All three regional offices took field trips to special coastal places in May, helping North Carolina students more fully experience the state’s beautiful coast.

Many of these students had only seen the ocean and/or a salt marsh a few times, and some had never seen these environments before. Part of the North Carolina Coastal Federation’s mission is to ensure all people get to enjoy the state’s coast.

In the southeast coastal region, Wrightsville Beach office staff brought students from Lake Forest Academy to Carolina Beach State Park on May 9. Kate Conery, AmeriCorps member at that office, has been working with the school throughout the year. This field trip was the middle school students’ final lesson with the federation for the year.

“Our field trip to Carolina Beach State Park was really exciting since it was many of the students’ first time to a salt marsh,” Conery said. “The students that had been to a salt marsh before had taken a field trip to Morris Landing with us last summer.”

At the park, students did a quick marine debris cleanup and found plastic film and cigarette butts. They then put on waders and used the dip nets, cast nets and seine nets to try to catch and identify fish and other marine organisms. They caught hermit crabs, mummichogs, sheepshead minnows, fiddler crabs, blue crabs and a pipefish, which was the most exciting of the finds.

Throughout the year, students have learned about oysters, marine debris, estuaries and stormwater runoff.

In the Crystal Coast region, Ocean office staff members hosted 45 third- and fourth-grade students from Maysville Elementary on May 14. Maysville is about 30-40 minutes from Emerald Island, and thanks to a grant, the federation will be able to reimburse the school’s travel costs.

Students spent a morning out in the Emerald Isle Woods, where federation staff set up stations along the maritime forest trail, before heading over to the beach to play games and explore.

“They loved it, and they really enjoyed it,” said Rachel Bisesi, coastal education coordinator for the region. “This was the first time we had taken a school group out there.”

Students were divided into two groups, and they learned about birds, ponds, marine debris, trees, estuaries and oysters. One group even saw a painted bunting during the bird-watching portion. Students measured salinity at the freshwater pond and the estuary, and then again at the beach, where they did a scavenger hunt. They also talked about marine debris and barrier islands.

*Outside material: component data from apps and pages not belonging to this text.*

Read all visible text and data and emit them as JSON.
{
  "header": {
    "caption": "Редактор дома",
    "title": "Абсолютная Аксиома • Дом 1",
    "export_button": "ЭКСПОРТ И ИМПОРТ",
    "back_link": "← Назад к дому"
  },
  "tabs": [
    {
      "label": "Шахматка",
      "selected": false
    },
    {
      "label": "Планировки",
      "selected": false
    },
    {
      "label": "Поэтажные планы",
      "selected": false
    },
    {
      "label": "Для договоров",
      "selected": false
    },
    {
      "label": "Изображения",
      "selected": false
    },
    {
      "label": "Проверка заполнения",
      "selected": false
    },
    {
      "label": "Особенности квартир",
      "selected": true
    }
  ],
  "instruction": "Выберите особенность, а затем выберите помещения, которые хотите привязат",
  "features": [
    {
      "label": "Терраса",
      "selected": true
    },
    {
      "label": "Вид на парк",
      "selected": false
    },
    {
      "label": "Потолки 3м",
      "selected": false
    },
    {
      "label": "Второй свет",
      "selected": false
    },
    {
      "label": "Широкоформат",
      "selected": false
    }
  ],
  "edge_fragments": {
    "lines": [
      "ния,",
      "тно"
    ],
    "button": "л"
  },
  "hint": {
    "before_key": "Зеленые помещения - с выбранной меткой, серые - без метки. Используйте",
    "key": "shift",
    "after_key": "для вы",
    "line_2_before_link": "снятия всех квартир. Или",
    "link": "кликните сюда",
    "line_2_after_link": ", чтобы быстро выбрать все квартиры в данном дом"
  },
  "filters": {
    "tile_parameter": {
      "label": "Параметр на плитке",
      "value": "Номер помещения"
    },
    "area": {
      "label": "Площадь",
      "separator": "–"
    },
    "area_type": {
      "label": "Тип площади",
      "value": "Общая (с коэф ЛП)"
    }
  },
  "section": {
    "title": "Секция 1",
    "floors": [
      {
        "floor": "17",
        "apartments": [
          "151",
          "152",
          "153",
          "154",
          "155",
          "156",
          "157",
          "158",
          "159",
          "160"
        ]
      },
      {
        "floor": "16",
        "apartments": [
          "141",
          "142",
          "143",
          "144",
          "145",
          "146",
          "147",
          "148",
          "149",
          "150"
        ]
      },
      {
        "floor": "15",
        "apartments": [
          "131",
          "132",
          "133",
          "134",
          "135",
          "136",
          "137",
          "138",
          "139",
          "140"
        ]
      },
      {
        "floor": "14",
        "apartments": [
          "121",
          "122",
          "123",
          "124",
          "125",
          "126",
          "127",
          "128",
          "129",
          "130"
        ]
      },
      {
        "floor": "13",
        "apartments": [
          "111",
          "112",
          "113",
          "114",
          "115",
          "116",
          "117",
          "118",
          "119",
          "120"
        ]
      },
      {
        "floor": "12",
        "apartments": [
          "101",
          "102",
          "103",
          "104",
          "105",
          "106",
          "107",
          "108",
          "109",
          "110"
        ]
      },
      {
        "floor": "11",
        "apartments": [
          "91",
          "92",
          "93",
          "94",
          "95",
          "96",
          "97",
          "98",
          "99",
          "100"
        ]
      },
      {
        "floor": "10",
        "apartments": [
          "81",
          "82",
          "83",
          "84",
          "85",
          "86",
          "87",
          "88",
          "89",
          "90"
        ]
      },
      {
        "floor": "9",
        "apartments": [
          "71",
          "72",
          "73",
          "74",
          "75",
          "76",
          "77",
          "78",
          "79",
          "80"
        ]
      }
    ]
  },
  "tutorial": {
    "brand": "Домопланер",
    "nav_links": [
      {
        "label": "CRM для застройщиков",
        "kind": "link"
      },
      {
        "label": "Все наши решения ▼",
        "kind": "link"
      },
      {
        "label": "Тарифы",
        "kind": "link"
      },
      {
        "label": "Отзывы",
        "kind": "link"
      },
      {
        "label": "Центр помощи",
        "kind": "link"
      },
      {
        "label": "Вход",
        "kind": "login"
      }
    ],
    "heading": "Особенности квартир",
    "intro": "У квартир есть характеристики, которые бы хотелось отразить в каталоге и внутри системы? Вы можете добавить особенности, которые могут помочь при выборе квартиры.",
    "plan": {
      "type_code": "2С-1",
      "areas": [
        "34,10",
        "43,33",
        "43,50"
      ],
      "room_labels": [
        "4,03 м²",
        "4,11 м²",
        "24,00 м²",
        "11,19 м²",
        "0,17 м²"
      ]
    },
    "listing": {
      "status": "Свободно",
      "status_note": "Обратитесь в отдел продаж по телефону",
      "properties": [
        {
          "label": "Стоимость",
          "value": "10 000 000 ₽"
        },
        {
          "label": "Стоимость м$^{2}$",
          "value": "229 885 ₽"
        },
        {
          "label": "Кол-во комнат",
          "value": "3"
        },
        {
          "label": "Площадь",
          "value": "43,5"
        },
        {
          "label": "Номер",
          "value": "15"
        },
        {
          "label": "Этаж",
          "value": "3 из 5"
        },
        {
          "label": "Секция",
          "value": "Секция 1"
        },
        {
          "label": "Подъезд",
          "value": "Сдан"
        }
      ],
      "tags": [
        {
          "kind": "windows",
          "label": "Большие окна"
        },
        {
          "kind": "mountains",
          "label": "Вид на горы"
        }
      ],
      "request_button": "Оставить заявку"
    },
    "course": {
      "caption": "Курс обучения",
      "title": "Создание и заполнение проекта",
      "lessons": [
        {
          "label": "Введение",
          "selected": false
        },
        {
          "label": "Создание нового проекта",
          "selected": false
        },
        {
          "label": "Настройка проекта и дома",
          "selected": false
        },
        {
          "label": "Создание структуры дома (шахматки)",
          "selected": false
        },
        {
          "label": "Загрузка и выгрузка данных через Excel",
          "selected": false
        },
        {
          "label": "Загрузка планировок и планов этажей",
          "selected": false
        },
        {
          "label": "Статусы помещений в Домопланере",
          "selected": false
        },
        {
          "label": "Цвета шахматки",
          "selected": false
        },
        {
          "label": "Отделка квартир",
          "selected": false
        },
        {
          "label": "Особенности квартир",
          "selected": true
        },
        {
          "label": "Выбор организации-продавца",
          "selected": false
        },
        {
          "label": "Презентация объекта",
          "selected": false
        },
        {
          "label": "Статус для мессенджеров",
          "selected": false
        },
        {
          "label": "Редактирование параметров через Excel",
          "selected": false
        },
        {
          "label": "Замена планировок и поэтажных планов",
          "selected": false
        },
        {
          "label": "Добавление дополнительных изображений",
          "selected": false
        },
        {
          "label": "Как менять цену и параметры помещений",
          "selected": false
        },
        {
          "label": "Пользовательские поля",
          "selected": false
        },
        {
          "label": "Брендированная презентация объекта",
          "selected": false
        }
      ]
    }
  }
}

Maysville Elementary has visited the federation the past few years.

The final field trip took place on May 16 in the Outer Banks, where 12 students and staff members from Elizabeth City-based River City YouthBuild took a trip down to Hatteras. Ernie Foster, a federation board member and owner of Albatross Fleet in Hatteras, transported the group and supplies to the site, which is only accessible by boat.

Angie Wills, who is also a federation board member and director of YouthBuild, brought along some of her family, including her mother, who is around 80-years-old and kept everyone else on their toes during the marsh grass planting portion of the trip, said Sara Hallas, coastal education coordinator at the Wanchese office.

“It was a fun experience for AmeriCorps members, actively getting close with nature and experiencing a broader outlook on its effects in the community,” said Dayvon Johnson, a student in the program.

The group spent the day planting 2,000 marsh grass plugs at the living shoreline in Hatteras, followed by some time in the water looking for marine animals.

“It was an awesome time refurbishing the grass and being educated on the importance of the mission. It was a new experience for me,” said Ervin Jones, AmeriCorps coordinator for River City YouthBuild. “I look forward to seeing the fruits of the students labor.”

Check out more photos from these field trips below: